Ports of Jacksonville & Alabama Sign First Panama Canal Agreements
PANAMA CITY, Panama (WALA) – Wednesday, Panama Canal Authority (ACP) Administrator & CEO Alberto AlemÃ¡n Zubieta and Alabama State Port Authority (ASPA) Director & CEO James K. Lyons signed a Memorandum of Understanding (MOU) to jointly help foster commercial activity between the two entities.
The MOU will increase cooperation, such as joint marketing and coordination on modernization and expansion projects, and help boost trade along the increasingly important “All-Water Route,” the route from Asia to the U.S. East and Gulf Coasts via the Panama Canal. This arrangement is renewable on a two-year basis.
The Rising Tide of Ro-Ro; Europe
BAIRD MARITIME – Ro-Ros are popular within the European trade routes. The Ro-Ro fleet allows for carrying out intermodal transportation from any point in western Europe to eastern Europe and the Middle East at the highest optimization level of the transport procedure, low prices and in a comparatively short time.
Ship Consortium Sails Full Steam Ahead Toward 15-25% Fuel Reduction
Environmental Leader – A consortium of shipping industry entities is pursuing an end-goal of reducing operational fuel consumption by 15-25 percent.
The consortium, led by Ricardo, aims to pre-emptively achieve emissions reductions that are being sought by international jurisdictions, including the European Union and the United Nations.
State-of-the-art cutter suction dredger AL SAKAB. MORE »
Ship Makes Port Call in Jeddah to Deliver Dredger
Transported aboard a semi-submersible heavy-lift ship, the world’s biggest in class cutter suction dredger, Al-Sakab arrived off Jeddah port on Thursday.
The dredger was due to be offloaded on Thursday, but sea conditions prevented it. A second attempt will be made on Friday if conditions improve.
Commissioned in 2007 by the Saudi Huta Group, Al-Sakab’s keel was laid in December 2008 and was launched in October 2009 in Rotterdam.
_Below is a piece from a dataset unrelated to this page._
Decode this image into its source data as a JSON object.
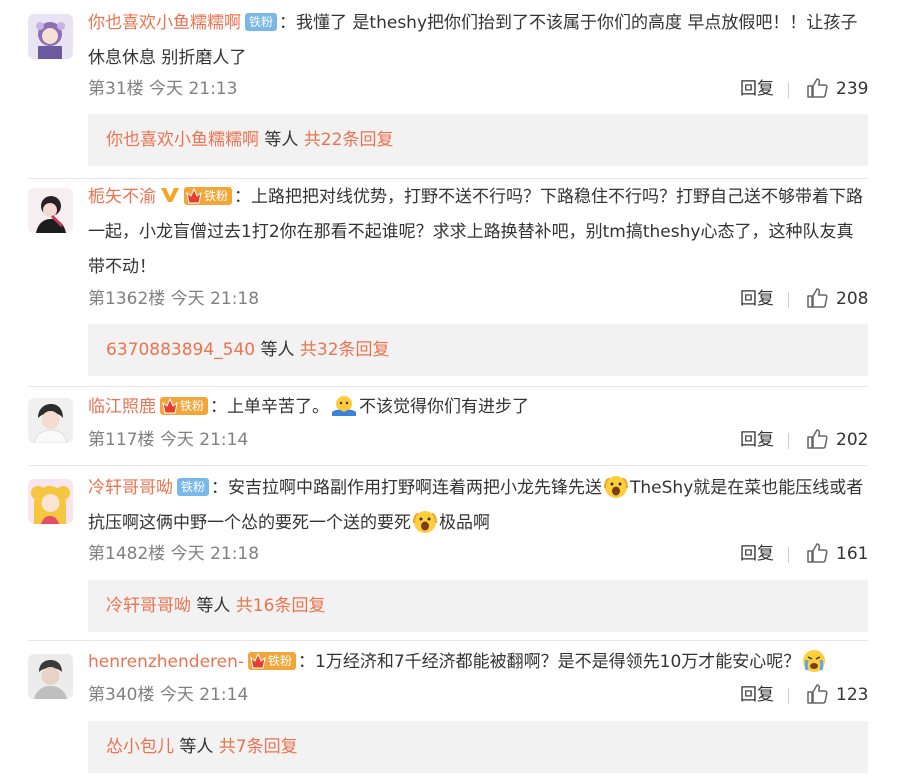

Since then she has been fitted with the huge cutter-suction unit that will give her the capability to cut into bedrock to a depth of 25 meters.
Staten Island: St. George Ferry Terminal Ramp Facelift Funded with Stimulus Dollars
The city’s largest stimulus project will give Staten Island commuters a safer, more inviting, and more efficient gateway to the borough.
The rehabilitation of the St. George Ferry Terminal’s aging bus ramps, parking lot and access roads and walkways will begin next month. The ramps where riders wait for buses still bear their 30-plus-year-old dingy brick facades, but the structures will get new lighting, better seating, and an overall improved look.
Towmasters: Question of the Month
Isn’t there some rule about going to three watches on tugs if the trip is 600 miles long?
Simple Answer: Yes, sometimes. It depends.
Submissions for future editions:
Free free to submit articles for inclusion in future editions. Please email stories,
photos, suggestions, kudos or complaints to [email protected]
No recipes, please.
Previous Editions can be viewed on the Maritime Monday Archives
Follow Monkey Fist on CascoBayBoaters.com, Twitter, or GoogleBuzz
Sign up for our newsletter